* _Aim of the task_
Search the entries below for the word "Temperature", then copy each line in which it is found.

Website and app data records

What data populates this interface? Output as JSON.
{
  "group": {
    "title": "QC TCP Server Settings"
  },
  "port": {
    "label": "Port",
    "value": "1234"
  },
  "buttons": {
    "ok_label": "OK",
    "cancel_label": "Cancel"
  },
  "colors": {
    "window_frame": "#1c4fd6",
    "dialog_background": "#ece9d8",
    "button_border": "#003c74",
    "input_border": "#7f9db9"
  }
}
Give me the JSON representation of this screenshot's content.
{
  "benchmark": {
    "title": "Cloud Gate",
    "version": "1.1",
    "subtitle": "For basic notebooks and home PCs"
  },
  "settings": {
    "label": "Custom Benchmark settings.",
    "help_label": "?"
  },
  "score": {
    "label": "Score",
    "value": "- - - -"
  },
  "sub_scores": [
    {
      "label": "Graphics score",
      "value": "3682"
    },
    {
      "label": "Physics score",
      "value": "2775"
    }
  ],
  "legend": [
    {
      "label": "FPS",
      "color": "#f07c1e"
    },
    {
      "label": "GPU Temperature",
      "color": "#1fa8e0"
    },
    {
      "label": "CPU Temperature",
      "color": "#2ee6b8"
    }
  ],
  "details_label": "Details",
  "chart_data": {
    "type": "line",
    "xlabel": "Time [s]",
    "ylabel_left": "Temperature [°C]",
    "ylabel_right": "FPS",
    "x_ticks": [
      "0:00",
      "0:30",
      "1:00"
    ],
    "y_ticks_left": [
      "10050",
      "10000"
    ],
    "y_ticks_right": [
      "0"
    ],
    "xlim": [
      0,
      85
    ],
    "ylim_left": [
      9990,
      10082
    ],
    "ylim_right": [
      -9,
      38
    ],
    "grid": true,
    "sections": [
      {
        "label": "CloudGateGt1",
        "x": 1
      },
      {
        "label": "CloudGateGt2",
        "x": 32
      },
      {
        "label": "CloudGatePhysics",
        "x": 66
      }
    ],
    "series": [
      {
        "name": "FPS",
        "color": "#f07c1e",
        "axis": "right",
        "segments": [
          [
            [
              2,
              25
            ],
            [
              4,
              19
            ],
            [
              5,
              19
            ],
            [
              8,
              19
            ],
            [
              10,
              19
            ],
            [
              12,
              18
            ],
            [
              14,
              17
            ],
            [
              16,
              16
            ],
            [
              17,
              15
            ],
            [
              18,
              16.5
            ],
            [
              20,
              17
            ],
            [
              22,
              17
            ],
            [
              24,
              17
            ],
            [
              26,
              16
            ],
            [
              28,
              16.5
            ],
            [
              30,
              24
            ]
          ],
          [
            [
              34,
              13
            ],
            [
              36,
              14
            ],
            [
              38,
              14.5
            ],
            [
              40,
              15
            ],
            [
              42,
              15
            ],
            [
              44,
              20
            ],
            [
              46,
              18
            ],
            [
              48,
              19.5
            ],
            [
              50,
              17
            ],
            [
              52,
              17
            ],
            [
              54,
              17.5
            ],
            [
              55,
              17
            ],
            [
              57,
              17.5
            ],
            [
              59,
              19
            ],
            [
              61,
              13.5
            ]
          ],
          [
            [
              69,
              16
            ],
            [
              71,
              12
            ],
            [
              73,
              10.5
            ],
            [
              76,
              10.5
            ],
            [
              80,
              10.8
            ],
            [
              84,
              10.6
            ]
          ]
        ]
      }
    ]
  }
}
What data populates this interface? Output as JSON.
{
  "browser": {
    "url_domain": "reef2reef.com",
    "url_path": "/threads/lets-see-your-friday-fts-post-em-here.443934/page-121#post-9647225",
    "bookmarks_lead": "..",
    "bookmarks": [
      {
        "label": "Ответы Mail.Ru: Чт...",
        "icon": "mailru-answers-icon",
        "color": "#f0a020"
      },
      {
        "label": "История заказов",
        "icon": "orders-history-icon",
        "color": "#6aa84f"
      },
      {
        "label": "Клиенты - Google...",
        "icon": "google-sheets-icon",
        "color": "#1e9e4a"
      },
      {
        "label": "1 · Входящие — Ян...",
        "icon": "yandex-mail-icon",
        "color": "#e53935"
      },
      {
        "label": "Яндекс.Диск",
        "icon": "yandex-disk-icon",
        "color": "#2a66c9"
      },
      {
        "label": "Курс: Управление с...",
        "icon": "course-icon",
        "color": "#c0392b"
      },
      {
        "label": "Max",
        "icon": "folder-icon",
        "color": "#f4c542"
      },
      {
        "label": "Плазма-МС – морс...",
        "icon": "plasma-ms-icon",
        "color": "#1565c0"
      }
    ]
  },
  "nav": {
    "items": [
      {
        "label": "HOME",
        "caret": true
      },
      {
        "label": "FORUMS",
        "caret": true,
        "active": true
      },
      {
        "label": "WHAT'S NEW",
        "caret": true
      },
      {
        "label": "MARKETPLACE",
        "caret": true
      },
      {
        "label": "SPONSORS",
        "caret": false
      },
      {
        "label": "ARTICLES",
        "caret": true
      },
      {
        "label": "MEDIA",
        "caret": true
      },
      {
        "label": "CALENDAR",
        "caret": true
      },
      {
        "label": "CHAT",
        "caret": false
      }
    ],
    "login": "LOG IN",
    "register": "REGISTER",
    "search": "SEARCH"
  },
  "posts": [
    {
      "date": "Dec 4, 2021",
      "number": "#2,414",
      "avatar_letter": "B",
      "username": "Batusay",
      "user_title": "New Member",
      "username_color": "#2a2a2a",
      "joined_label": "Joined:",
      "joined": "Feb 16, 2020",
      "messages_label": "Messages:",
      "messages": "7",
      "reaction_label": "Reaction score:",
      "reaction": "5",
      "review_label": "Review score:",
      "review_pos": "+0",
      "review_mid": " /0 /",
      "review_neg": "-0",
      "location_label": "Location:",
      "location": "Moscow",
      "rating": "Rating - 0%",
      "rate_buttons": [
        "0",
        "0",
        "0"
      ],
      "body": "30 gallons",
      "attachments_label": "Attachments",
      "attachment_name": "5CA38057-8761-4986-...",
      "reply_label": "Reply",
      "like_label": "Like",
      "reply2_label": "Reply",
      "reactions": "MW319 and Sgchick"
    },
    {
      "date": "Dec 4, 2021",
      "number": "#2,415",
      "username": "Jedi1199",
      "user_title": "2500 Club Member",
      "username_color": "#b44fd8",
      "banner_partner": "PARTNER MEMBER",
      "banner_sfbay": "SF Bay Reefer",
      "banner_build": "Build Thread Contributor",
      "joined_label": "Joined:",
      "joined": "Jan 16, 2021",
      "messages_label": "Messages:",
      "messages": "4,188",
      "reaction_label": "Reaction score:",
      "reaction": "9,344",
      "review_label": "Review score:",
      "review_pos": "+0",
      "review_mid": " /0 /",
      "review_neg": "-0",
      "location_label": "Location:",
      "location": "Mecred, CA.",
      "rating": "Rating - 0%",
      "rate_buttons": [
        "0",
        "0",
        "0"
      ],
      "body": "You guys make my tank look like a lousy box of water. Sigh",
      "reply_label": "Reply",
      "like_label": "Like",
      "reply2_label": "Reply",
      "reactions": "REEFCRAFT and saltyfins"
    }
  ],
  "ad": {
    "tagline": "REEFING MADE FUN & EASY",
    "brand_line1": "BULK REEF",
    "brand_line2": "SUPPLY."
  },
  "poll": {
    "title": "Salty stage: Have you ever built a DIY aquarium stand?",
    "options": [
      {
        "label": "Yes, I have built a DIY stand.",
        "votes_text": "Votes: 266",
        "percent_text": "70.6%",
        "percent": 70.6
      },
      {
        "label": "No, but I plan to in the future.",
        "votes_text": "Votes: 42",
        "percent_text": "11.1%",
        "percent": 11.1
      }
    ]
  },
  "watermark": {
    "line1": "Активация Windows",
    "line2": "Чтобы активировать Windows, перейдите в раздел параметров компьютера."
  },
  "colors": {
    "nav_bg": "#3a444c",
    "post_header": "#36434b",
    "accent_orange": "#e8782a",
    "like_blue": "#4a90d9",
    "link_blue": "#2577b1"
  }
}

* _Output below_
      "label": "GPU Temperature",
      "label": "CPU Temperature",
    "ylabel_left": "Temperature [°C]",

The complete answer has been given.